Hille also made Herman Miller designs during the ’60s and Knoll furniture through the ’70s, which included designs by Eames, Saarinen and Platner. And it’s all here. The prominence of each of these designers within her home is testament to the belief that Cherrill clearly had in their work. There is a harmony between the architecture and furniture within the building. Cherrill explains: “Everywhere we have white walls and bright carpets, so as not to detract from the furniture.” Cherrill says of the Platner coffee table in front of it, which consists of bent metal rods and a bronzed glass top: “I love the fact that you can see the carpet through it and you get so many lovely reflections”, and Ian nods to the Eames Lounge Chair and Ottoman: “That’s everybody’s idea of an iconic design, but none of us ever sit in it. I find it too soporific because of the angle!”
A fitted bedroom: the ultimate Modernist luxury
A sliding door, set seamlessly within the dining room wall, separates the spacious living area from the bedrooms and bathrooms, which are altogether more pod-like.
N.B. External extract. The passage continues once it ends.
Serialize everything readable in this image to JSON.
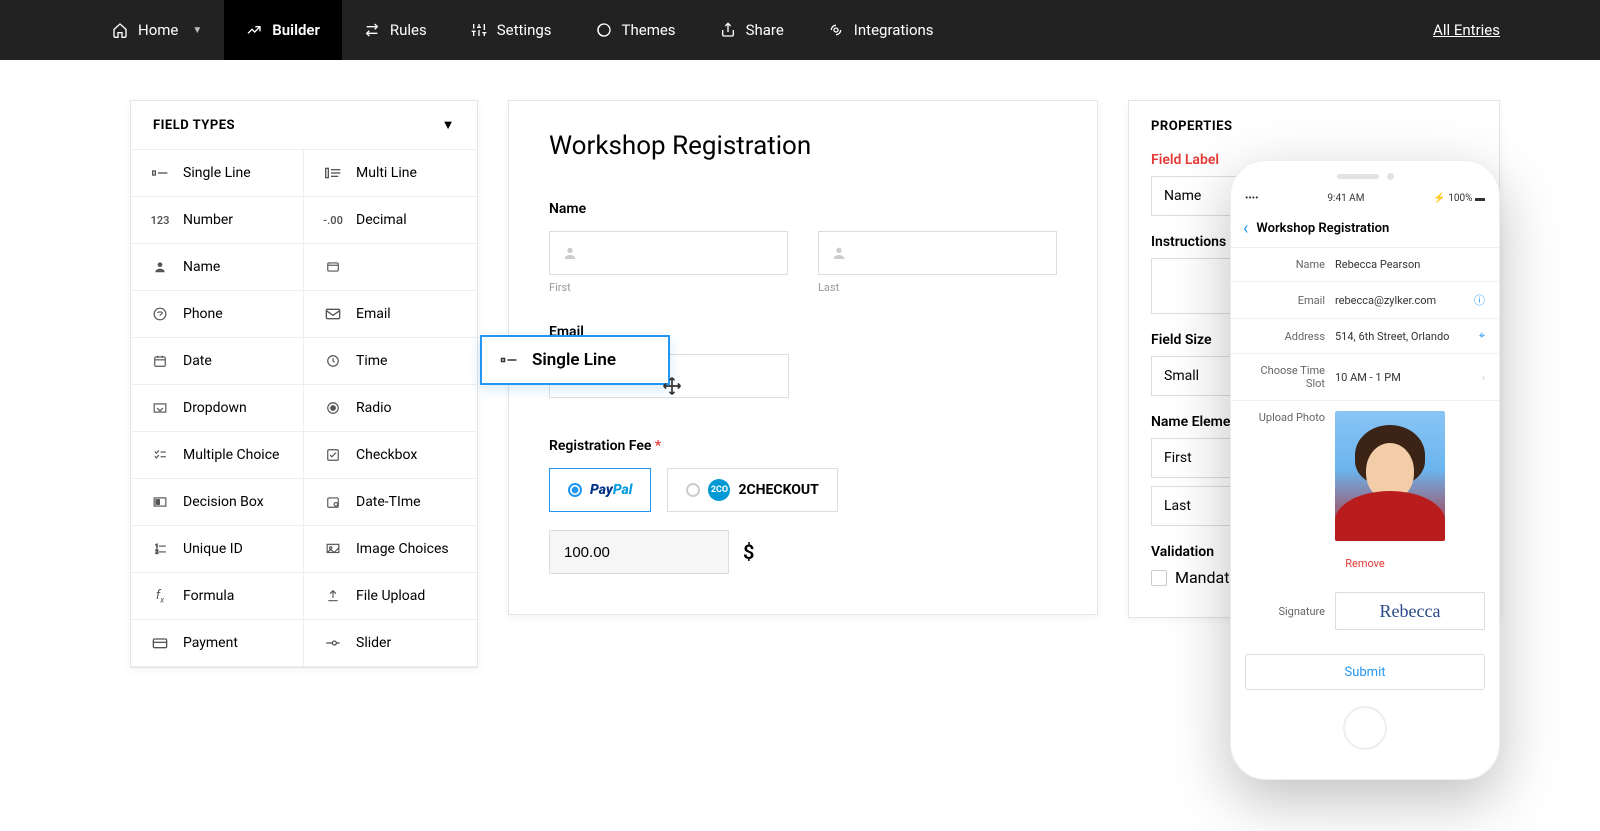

Thanks to the sloping plot, all four bedrooms are on ground level, with two accessed off the living area and two down half a flight of stairs. The fitted furniture in the master bedroom was made as a ‘special’ within Hille. Once again designed by Alan Turville, the wardrobes and L-shaped dressing table are all part of the same unit. Constructed in ash, which has mellowed over the years, with a solid granite countertop, they float off the floor to make the room seem more airy. The aesthetic is softened by a couple of textiles that hang on the walls, including a notable one-off silk mosaic by Lucienne Day. Looking down the hallway, a grass green carpet in what is now the family office cleverly blends with the lawn beyond. Cherrill explains: “We wanted views from all the bedrooms, and used big glass windows that slide back so that you can step out of them. The one problem with so much glass is that we don’t have as many walls as we might have to hang things on!”
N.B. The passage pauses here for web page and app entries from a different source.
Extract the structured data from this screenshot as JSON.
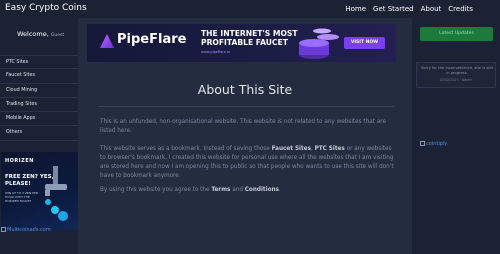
{
  "header": {
    "brand": "Easy Crypto Coins",
    "nav": [
      "Home",
      "Get Started",
      "About",
      "Credits"
    ]
  },
  "sidebar": {
    "welcome": "Welcome,",
    "guest": "Guest",
    "items": [
      "PTC Sites",
      "Faucet Sites",
      "Cloud Mining",
      "Trading Sites",
      "Mobile Apps",
      "Others"
    ],
    "ad": {
      "logo": "HORIZEN",
      "headline": "FREE ZEN? YES, PLEASE!",
      "sub": "WIN UP TO 2 ZEN PER HOUR WITH THE HORIZEN FAUCET",
      "image_alt": "Multicoinads.com"
    }
  },
  "main": {
    "banner": {
      "brand": "PipeFlare",
      "headline_line1": "THE INTERNET'S MOST",
      "headline_line2": "PROFITABLE FAUCET",
      "url": "www.pipeflare.io",
      "button": "VISIT NOW"
    },
    "title": "About This Site",
    "para1": "This is an unfunded, non-organisational website. This website is not related to any websites that are listed here.",
    "para2_a": "This website serves as a bookmark. Instead of saving those ",
    "para2_b1": "Faucet Sites",
    "para2_c": ", ",
    "para2_b2": "PTC Sites",
    "para2_d": " or any websites to browser's bookmark, I created this website for personal use where all the websites that I am visiting are stored here and now I am opening this to public so that people who wants to use this site will don't have to bookmark anymore.",
    "para3_a": "By using this website you agree to the ",
    "para3_b1": "Terms",
    "para3_c": " and ",
    "para3_b2": "Conditions",
    "para3_d": "."
  },
  "right": {
    "updates_button": "Latest Updates",
    "notice": "Sorry for the inconvenience, site is still in progress.",
    "notice_date": "02/02/2023 · Admin",
    "image_alt": "cointiply"
  },
  "colors": {
    "background": "#1b2234",
    "panel": "#242c40",
    "accent_green": "#1b7a3c",
    "accent_purple": "#7b3ff2",
    "link": "#4d8ef0"
  }
}
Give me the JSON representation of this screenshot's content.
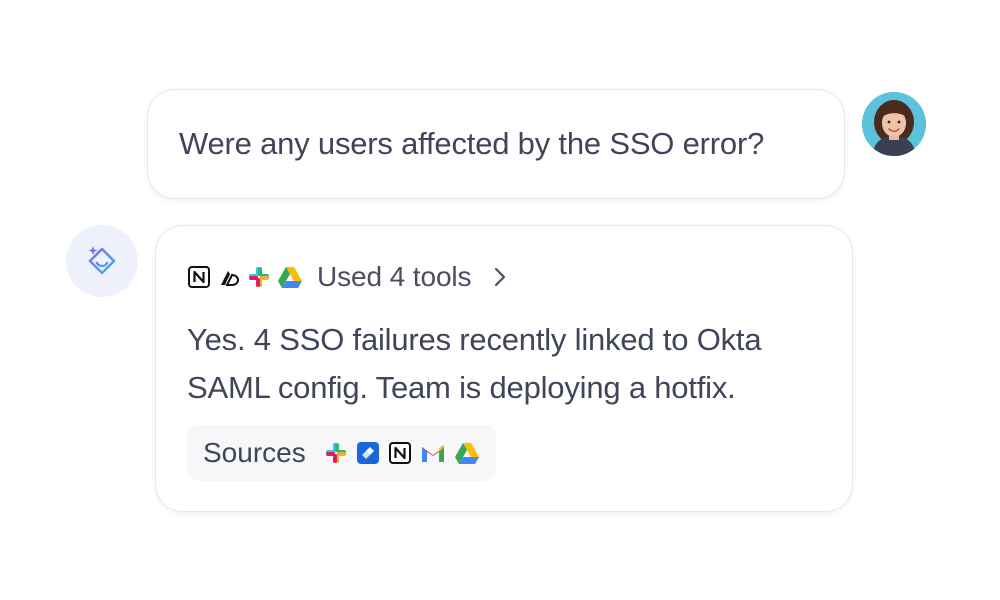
{
  "user_message": {
    "text": "Were any users affected by the SSO error?"
  },
  "assistant_message": {
    "tools_label": "Used 4 tools",
    "tool_icons": [
      "notion-icon",
      "linear-icon",
      "slack-icon",
      "google-drive-icon"
    ],
    "answer_line_1": "Yes. 4 SSO failures recently linked to Okta",
    "answer_line_2": "SAML config. Team is deploying a hotfix.",
    "sources_label": "Sources",
    "source_icons": [
      "slack-icon",
      "jira-icon",
      "notion-icon",
      "gmail-icon",
      "google-drive-icon"
    ]
  },
  "colors": {
    "text": "#41455a",
    "border": "#e6e7ec",
    "assistant_avatar_bg": "#eef1fb",
    "sources_bg": "#f6f7f9"
  }
}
Modern Art for a Modernist home
When I finally turn my attention to what is in fact on the walls, I am not disappointed. I’m surrounded by many of the greats from the last 40 years – a Patrick Heron and a Terry Frost hang above sculptures by Lynn Chadwick and Anthony Gormley. Cherrill says: “Ian and I have identical taste. When I saw the Gormley at a Whitechapel Art Gallery fundraising exhibition, I mentioned to Ian that I loved it and to my surprise he immediately told the sales assistant that he’d take it. It turned out that he had already earmarked it and was waiting for my reaction.” I am struck by how successfully these pieces fit within the architecture. The colour in the paintings shouts of Cherrill’s personality and the clean-lined sculptures hint at Ian’s love of architecture. Each purchase has been carefully considered. Cherrill explains: “Everything in our house has been collected over the years. We don’t go out of our way to change things because something doesn’t fit with the latest fashion. We live with everything we buy. It is our home.”
For more images of the Hille home, see ‘Scheer Delight: A Bespoke Home from 1968’, MidCentury issue 02.
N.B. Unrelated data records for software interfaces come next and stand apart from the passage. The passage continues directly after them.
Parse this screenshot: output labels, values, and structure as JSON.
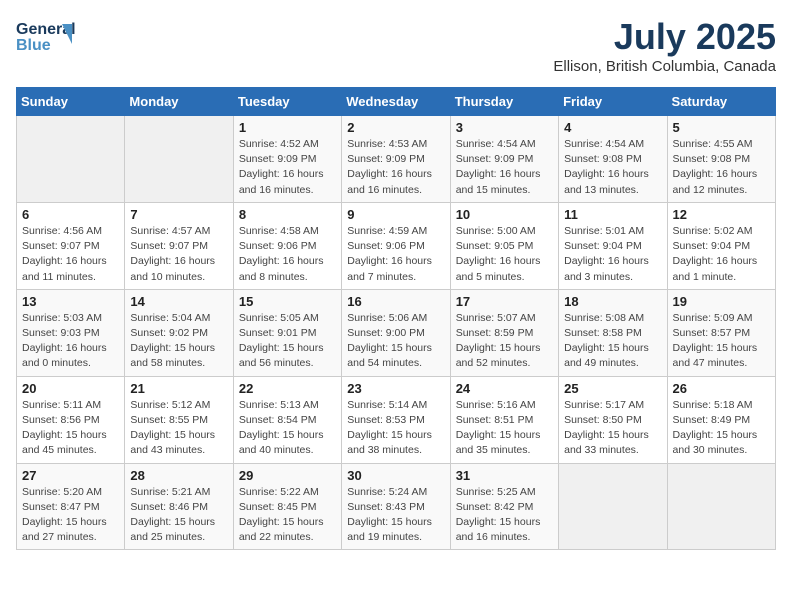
{
  "header": {
    "logo_line1": "General",
    "logo_line2": "Blue",
    "title": "July 2025",
    "location": "Ellison, British Columbia, Canada"
  },
  "weekdays": [
    "Sunday",
    "Monday",
    "Tuesday",
    "Wednesday",
    "Thursday",
    "Friday",
    "Saturday"
  ],
  "weeks": [
    [
      {
        "day": "",
        "detail": ""
      },
      {
        "day": "",
        "detail": ""
      },
      {
        "day": "1",
        "detail": "Sunrise: 4:52 AM\nSunset: 9:09 PM\nDaylight: 16 hours\nand 16 minutes."
      },
      {
        "day": "2",
        "detail": "Sunrise: 4:53 AM\nSunset: 9:09 PM\nDaylight: 16 hours\nand 16 minutes."
      },
      {
        "day": "3",
        "detail": "Sunrise: 4:54 AM\nSunset: 9:09 PM\nDaylight: 16 hours\nand 15 minutes."
      },
      {
        "day": "4",
        "detail": "Sunrise: 4:54 AM\nSunset: 9:08 PM\nDaylight: 16 hours\nand 13 minutes."
      },
      {
        "day": "5",
        "detail": "Sunrise: 4:55 AM\nSunset: 9:08 PM\nDaylight: 16 hours\nand 12 minutes."
      }
    ],
    [
      {
        "day": "6",
        "detail": "Sunrise: 4:56 AM\nSunset: 9:07 PM\nDaylight: 16 hours\nand 11 minutes."
      },
      {
        "day": "7",
        "detail": "Sunrise: 4:57 AM\nSunset: 9:07 PM\nDaylight: 16 hours\nand 10 minutes."
      },
      {
        "day": "8",
        "detail": "Sunrise: 4:58 AM\nSunset: 9:06 PM\nDaylight: 16 hours\nand 8 minutes."
      },
      {
        "day": "9",
        "detail": "Sunrise: 4:59 AM\nSunset: 9:06 PM\nDaylight: 16 hours\nand 7 minutes."
      },
      {
        "day": "10",
        "detail": "Sunrise: 5:00 AM\nSunset: 9:05 PM\nDaylight: 16 hours\nand 5 minutes."
      },
      {
        "day": "11",
        "detail": "Sunrise: 5:01 AM\nSunset: 9:04 PM\nDaylight: 16 hours\nand 3 minutes."
      },
      {
        "day": "12",
        "detail": "Sunrise: 5:02 AM\nSunset: 9:04 PM\nDaylight: 16 hours\nand 1 minute."
      }
    ],
    [
      {
        "day": "13",
        "detail": "Sunrise: 5:03 AM\nSunset: 9:03 PM\nDaylight: 16 hours\nand 0 minutes."
      },
      {
        "day": "14",
        "detail": "Sunrise: 5:04 AM\nSunset: 9:02 PM\nDaylight: 15 hours\nand 58 minutes."
      },
      {
        "day": "15",
        "detail": "Sunrise: 5:05 AM\nSunset: 9:01 PM\nDaylight: 15 hours\nand 56 minutes."
      },
      {
        "day": "16",
        "detail": "Sunrise: 5:06 AM\nSunset: 9:00 PM\nDaylight: 15 hours\nand 54 minutes."
      },
      {
        "day": "17",
        "detail": "Sunrise: 5:07 AM\nSunset: 8:59 PM\nDaylight: 15 hours\nand 52 minutes."
      },
      {
        "day": "18",
        "detail": "Sunrise: 5:08 AM\nSunset: 8:58 PM\nDaylight: 15 hours\nand 49 minutes."
      },
      {
        "day": "19",
        "detail": "Sunrise: 5:09 AM\nSunset: 8:57 PM\nDaylight: 15 hours\nand 47 minutes."
      }
    ],
    [
      {
        "day": "20",
        "detail": "Sunrise: 5:11 AM\nSunset: 8:56 PM\nDaylight: 15 hours\nand 45 minutes."
      },
      {
        "day": "21",
        "detail": "Sunrise: 5:12 AM\nSunset: 8:55 PM\nDaylight: 15 hours\nand 43 minutes."
      },
      {
        "day": "22",
        "detail": "Sunrise: 5:13 AM\nSunset: 8:54 PM\nDaylight: 15 hours\nand 40 minutes."
      },
      {
        "day": "23",
        "detail": "Sunrise: 5:14 AM\nSunset: 8:53 PM\nDaylight: 15 hours\nand 38 minutes."
      },
      {
        "day": "24",
        "detail": "Sunrise: 5:16 AM\nSunset: 8:51 PM\nDaylight: 15 hours\nand 35 minutes."
      },
      {
        "day": "25",
        "detail": "Sunrise: 5:17 AM\nSunset: 8:50 PM\nDaylight: 15 hours\nand 33 minutes."
      },
      {
        "day": "26",
        "detail": "Sunrise: 5:18 AM\nSunset: 8:49 PM\nDaylight: 15 hours\nand 30 minutes."
      }
    ],
    [
      {
        "day": "27",
        "detail": "Sunrise: 5:20 AM\nSunset: 8:47 PM\nDaylight: 15 hours\nand 27 minutes."
      },
      {
        "day": "28",
        "detail": "Sunrise: 5:21 AM\nSunset: 8:46 PM\nDaylight: 15 hours\nand 25 minutes."
      },
      {
        "day": "29",
        "detail": "Sunrise: 5:22 AM\nSunset: 8:45 PM\nDaylight: 15 hours\nand 22 minutes."
      },
      {
        "day": "30",
        "detail": "Sunrise: 5:24 AM\nSunset: 8:43 PM\nDaylight: 15 hours\nand 19 minutes."
      },
      {
        "day": "31",
        "detail": "Sunrise: 5:25 AM\nSunset: 8:42 PM\nDaylight: 15 hours\nand 16 minutes."
      },
      {
        "day": "",
        "detail": ""
      },
      {
        "day": "",
        "detail": ""
      }
    ]
  ]
}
For information on the Hille, pioneers of Modernist furniture in Britain, see ‘Hille: From Reproduction to Reinvention’, MidCentury issue 02.